So with this mentality, I got on a plane to be back in my beautiful Chi Town!!
I took the train to hang out with my friends at the beach downtown and Navy Pier like old times, got to see the shiny, classy buildings in the style of no other city I’ve ever seen,
Spent time singing, dancing, and of course eating cookies with my sisters, <3
Went to Mexico to visit my grandparents a wealth of family members, and the ranches,
Witnessed some licking cows,
Celebrated my sister’s birthday with a piñata.
And I painted for my grandmother after she showed me her flowers and let me eat the coconuts and fish my uncle brought.
(It’s one of her duck pots in which a lot of plants live.)

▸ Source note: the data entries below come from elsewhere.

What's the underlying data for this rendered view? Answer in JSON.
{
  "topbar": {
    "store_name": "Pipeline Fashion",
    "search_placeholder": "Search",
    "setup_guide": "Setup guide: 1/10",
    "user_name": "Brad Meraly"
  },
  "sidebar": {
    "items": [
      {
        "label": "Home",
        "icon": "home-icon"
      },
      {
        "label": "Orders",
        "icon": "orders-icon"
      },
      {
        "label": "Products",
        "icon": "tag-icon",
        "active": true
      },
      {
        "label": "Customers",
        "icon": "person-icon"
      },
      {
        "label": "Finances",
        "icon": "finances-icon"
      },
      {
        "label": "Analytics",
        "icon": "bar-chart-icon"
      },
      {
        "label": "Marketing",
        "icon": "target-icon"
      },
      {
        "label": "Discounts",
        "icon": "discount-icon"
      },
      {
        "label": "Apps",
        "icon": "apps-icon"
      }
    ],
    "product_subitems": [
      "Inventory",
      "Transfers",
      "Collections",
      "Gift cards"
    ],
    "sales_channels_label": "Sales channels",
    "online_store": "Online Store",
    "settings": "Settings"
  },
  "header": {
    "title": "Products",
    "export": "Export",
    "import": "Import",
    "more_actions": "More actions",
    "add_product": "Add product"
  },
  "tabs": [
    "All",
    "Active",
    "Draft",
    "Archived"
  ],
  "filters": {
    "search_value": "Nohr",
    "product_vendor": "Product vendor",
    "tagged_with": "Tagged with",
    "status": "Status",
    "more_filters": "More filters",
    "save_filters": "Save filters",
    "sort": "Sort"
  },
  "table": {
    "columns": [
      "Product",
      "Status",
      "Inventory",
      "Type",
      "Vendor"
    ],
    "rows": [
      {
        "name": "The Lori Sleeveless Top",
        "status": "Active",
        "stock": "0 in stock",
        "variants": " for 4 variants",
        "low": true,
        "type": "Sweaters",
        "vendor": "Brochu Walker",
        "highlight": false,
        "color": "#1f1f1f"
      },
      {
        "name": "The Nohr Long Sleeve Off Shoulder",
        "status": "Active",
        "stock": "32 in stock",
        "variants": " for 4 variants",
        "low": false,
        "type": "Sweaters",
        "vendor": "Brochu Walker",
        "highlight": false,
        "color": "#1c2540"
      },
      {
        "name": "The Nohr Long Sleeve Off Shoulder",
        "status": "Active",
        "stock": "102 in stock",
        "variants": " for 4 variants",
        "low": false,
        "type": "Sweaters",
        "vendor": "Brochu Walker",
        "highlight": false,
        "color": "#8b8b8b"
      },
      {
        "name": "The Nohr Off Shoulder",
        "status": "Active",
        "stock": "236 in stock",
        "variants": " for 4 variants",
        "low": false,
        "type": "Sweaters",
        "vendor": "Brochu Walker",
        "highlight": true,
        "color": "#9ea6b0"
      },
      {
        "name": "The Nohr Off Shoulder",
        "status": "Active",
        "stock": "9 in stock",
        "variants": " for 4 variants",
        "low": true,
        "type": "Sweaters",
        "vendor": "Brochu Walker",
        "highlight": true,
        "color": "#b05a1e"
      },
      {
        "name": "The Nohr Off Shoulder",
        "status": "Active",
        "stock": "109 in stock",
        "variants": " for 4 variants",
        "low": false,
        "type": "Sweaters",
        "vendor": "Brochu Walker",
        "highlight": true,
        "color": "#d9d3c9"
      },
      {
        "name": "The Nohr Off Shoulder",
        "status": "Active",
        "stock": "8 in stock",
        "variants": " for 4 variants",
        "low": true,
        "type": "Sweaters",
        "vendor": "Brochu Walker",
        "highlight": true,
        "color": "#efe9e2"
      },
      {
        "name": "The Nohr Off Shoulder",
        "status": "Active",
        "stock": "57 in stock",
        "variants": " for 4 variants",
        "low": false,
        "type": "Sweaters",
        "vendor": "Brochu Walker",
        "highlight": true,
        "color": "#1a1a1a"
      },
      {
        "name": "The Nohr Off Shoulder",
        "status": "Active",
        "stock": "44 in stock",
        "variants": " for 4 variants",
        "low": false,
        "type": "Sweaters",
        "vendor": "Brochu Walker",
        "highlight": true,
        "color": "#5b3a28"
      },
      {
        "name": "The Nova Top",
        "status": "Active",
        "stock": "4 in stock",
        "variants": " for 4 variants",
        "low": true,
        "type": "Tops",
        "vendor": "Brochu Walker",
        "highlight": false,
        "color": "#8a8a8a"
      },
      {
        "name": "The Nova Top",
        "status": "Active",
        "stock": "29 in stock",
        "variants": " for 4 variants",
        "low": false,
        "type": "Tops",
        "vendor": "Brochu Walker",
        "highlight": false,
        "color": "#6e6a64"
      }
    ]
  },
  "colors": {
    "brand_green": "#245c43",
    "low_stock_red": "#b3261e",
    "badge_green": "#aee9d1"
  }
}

While ALL of this was happening, I was lucky enough to be working from my computer for the Massachusetts State Science and Engineering Fair analyzing lots and lots of surveys from previous science fairs and from classes given to teachers to ultimately 1) improve the state science fair and note trends, and 2) quantify how much of an impact inquiry learning and project-based learning is having on students all across the state of MA. (I learned a lot of interesting things about data analysis!) I found this job through the MIT Public Service Center. If you’re looking for a job, definitely check out their opportunities–they have a LOT!
In any case, that was the first leg of my summer, if you will. A return to my roots. I reconnected with the people who helped me become the person I am today. If there’s one thing that will help me get through psets, a ton of things to do, and stress this semester, it will be the strolls in Chicago with my friends and the climbs up the hills with my cousins and sisters. And I can’t forget my mom’s cooking, or my uncle’s fish. Basic, simple things though they may be, they are strength!
Now to continue unified pset number 2! WOOH!!
*The first two images, courtesy of google image search*